# RECORDS TO PROCESS
● ● ●

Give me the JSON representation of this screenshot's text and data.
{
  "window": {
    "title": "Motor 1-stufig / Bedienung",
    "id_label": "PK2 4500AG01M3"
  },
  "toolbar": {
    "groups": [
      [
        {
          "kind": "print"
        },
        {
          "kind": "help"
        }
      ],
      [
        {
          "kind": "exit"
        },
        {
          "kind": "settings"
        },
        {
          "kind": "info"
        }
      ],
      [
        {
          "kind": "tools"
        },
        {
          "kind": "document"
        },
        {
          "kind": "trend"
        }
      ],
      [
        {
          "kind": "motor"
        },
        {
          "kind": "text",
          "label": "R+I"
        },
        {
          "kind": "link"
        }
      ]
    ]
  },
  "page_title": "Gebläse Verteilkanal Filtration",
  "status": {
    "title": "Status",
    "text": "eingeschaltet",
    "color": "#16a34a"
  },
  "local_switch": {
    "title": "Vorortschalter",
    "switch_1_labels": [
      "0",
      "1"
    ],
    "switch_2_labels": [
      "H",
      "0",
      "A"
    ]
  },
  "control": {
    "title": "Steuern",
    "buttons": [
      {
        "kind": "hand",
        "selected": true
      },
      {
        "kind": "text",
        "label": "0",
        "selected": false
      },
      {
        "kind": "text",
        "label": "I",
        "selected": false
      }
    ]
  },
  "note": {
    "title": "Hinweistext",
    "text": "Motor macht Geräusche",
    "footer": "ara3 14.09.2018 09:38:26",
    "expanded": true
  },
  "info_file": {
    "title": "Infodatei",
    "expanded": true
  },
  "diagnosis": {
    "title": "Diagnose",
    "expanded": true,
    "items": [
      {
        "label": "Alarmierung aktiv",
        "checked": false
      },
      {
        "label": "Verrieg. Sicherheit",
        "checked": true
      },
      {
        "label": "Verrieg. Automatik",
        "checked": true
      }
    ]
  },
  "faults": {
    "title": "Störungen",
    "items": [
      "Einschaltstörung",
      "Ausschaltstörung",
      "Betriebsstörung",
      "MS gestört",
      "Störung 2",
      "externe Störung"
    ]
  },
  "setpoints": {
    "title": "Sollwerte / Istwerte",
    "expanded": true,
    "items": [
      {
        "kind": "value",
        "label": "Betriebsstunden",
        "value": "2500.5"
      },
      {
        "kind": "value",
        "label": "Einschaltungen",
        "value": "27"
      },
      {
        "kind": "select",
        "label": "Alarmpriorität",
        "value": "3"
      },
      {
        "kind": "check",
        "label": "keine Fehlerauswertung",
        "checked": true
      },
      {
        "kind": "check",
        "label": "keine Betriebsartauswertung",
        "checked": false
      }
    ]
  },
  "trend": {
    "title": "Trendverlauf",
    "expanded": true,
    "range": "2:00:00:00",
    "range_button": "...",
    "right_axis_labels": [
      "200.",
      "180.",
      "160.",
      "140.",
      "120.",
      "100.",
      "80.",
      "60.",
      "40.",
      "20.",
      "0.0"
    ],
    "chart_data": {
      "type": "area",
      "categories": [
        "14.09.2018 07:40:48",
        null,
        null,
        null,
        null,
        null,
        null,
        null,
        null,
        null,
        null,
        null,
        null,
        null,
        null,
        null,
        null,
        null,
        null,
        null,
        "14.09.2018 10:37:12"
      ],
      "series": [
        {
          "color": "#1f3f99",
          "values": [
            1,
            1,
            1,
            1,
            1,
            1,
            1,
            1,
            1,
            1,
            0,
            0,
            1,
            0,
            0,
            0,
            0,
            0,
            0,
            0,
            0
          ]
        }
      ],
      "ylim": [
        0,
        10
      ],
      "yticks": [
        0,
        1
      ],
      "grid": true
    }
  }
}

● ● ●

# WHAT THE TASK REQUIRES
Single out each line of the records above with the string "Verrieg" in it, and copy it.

# ANSWER TO THIS TASK
        "label": "Verrieg. Sicherheit",
        "label": "Verrieg. Automatik",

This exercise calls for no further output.